  36. Plyusnin, A.; Cheng, Y.; Vapalahti, O.; Pejcoch, M.; Unar, J.; Jelinkova, Z.; Lehväslaiho, H.; Lundkvist, A.; Vaheri, A. Genetic variation in Tula hantaviruses: Sequence analysis of the S and M segments of strains from Central Europe. Virus Res. 1995, 39, 237–250, doi:10.1016/0168-1702(95)00086-0.
  37. Chizhikov, V.E.; Spiropoulou, C.F.; Morzunov, S.P.; Monroe, M.C.; Peters, C.J.; Nichol, S.T. Complete genetic characterization and analysis of isolation of Sin Nombre virus. J. Virol. 1995, 69, 8132–8136.
  38. Schmaljohn, C.S. Nucleotide sequence of the L genome segment of Hantaan virus. Nucleic Acids Res. 1990, 18, 6728, doi:10.1093/nar/18.22.6728.
  39. Nemirov, K.; Vapalahti, O.; Papa, A.; Plyusnina, A.; Lundkvist, A.; Antoniadis, A.; Vaheri, A.; Plyusnin, A. Genetic characterization of new Dobrava hantavirus isolate from Greece. J. Virol. 2003, 77, 8793–8800, doi:10.1128/JVI.77.16.8793-8800.2003.
  40. Baek, L.J.; Kariwa, H.; Lokugamage, K.; Yoshimatsu, K.; Arikawa, J.; Takashima, I.; Kang, J.I.; Moon, S.S.; Chung, S.Y.; Kim, E.J.; et al. Soochong virus: An antigenically and genetically distinct hantavirus isolated from Apodemus peninsulae in Korea. J. Med. Virol. 2006, 78, 290–297, doi:10.1002/jmv.20538.
  41. Antic, D.; Lim, B.U.; Kang, C.Y. Nucleotide sequence and coding capacity of the large (L) genomic RNA segment of Seoul 80–39 virus, a member of the Hantavirus genus. Virus Res. 1991, 19, 59–65, doi:10.1016/0168-1702(91)90094-C.
  42. Swofford, D.L. PAUP*: Phylogenetic Analysis Using Parsimony (*and Other Methods). Version 4; Sinauer Associates: Sunderland, MA, USA, 2003.
  43. Stamatakis, A.; Hoover, P.; Rougemont, J. A rapid bootstrap algorithm for the RAxML Web-Servers. Syst. Biol. 2008, 75, 758–771, doi:10.1080/10635150802429642.
  44. Ronquist, F.; Huelsenbeck, J.P. MrBayes 3: Bayesian phylogenetic inference under mixed models. Bioinformatics 2003, 19, 1572–1574, doi:10.1093/bioinformatics/btg180.

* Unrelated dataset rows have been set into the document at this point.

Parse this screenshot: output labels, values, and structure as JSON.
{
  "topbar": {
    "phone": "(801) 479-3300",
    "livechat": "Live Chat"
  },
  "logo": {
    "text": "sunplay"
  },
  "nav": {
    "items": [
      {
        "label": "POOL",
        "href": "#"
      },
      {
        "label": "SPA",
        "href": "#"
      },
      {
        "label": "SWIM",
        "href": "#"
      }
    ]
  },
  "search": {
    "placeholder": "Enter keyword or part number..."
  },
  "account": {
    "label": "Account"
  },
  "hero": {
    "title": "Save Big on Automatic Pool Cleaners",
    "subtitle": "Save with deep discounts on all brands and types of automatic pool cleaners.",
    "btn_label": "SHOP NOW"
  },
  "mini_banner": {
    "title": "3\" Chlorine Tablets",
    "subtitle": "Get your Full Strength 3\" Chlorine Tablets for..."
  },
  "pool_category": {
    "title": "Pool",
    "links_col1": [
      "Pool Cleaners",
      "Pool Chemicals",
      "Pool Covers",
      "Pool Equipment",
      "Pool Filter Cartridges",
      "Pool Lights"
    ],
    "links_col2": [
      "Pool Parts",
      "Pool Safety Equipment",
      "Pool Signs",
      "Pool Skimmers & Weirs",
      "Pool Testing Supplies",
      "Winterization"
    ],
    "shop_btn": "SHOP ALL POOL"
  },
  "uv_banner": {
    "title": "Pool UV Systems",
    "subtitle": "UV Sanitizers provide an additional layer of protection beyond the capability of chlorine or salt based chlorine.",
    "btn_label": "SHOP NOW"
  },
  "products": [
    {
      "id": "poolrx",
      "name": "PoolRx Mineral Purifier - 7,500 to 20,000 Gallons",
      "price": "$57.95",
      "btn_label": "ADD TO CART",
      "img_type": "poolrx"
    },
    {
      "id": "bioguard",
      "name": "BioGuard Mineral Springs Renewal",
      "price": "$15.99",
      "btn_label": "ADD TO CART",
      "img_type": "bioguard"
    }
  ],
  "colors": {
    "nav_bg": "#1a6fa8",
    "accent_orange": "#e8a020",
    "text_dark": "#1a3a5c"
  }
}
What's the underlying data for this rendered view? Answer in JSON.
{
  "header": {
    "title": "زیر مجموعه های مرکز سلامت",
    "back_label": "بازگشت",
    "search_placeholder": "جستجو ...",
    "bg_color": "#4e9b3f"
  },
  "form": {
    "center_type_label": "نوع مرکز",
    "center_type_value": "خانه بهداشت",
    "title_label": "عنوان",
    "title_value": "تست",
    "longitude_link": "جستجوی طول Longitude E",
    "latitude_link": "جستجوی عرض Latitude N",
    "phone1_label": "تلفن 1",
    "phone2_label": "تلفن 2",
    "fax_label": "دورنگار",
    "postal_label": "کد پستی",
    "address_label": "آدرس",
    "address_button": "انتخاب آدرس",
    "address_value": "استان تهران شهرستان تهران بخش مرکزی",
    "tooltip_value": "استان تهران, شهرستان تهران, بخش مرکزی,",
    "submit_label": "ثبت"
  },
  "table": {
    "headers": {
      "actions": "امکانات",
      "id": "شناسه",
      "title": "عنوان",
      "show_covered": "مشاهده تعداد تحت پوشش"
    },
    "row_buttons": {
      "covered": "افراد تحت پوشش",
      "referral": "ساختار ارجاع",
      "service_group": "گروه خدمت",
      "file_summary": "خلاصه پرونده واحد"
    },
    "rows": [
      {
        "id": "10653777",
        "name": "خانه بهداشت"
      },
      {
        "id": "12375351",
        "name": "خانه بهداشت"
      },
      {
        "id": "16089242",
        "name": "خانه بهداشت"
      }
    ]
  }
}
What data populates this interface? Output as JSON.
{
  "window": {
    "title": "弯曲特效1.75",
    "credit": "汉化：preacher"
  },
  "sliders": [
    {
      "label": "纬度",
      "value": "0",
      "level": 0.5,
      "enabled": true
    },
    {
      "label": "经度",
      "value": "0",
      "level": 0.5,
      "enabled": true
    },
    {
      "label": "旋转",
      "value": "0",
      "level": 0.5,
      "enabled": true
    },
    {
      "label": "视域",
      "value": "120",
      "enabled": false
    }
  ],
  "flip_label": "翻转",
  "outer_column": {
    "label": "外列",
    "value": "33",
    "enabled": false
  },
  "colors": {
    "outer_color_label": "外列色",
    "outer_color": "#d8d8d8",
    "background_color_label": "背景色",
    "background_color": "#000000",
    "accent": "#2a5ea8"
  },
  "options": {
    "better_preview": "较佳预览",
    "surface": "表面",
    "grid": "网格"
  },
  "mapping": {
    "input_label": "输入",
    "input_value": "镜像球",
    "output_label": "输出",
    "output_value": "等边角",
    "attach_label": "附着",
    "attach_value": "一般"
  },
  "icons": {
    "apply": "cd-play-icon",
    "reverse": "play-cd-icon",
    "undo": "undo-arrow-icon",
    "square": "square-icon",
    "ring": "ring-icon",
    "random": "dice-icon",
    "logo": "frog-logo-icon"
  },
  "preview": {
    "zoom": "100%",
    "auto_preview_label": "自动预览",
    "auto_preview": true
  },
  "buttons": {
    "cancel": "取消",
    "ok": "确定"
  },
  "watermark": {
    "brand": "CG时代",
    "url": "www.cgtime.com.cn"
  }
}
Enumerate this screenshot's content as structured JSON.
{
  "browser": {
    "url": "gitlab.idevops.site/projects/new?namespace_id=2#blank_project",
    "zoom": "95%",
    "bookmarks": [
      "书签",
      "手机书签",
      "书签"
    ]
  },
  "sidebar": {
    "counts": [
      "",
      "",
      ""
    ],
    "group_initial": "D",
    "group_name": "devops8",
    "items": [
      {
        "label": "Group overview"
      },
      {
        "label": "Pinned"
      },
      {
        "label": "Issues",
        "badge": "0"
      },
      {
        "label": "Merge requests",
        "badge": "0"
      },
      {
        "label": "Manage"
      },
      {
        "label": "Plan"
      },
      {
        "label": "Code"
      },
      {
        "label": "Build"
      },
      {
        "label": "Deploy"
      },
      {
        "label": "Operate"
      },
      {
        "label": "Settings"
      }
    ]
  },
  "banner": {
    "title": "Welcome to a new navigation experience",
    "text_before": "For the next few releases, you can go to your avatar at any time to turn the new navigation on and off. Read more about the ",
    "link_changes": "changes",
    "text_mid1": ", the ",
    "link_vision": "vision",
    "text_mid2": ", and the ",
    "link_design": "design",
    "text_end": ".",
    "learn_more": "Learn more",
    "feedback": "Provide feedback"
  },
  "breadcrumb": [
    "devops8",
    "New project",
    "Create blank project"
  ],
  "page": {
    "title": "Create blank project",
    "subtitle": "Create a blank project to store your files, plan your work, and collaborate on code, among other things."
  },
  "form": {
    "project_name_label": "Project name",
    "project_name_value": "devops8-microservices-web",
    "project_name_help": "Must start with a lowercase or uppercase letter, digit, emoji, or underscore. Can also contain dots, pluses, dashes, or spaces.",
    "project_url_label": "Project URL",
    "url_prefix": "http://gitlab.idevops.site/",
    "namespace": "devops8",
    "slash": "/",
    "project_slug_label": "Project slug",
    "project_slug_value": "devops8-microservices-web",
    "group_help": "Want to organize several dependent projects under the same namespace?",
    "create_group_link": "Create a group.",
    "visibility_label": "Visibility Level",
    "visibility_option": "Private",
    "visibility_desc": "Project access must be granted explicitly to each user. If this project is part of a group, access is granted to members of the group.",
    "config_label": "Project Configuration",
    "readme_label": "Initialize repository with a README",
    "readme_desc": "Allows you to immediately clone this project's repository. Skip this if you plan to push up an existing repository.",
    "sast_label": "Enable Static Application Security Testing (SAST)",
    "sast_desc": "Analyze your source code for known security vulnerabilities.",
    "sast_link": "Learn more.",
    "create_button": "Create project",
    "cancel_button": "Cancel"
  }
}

  45. Posada, D.; Crandall, K.A. MODELTEST: Testing the model of DNA substitution. Bioinformatics 1998, 14, 817–818, doi:10.1093/bioinformatics/14.9.817.
  46. Posada, D. jModelTest: Phylogenetic model averaging. Mol. Biol. Evol. 2008, 25, 1253–1256, doi:10.1093/molbev/msn083.
Viruses EISSN 1999-4915 Published by MDPI AG, Basel, Switzerland RSS E-Mail Table of Contents Alert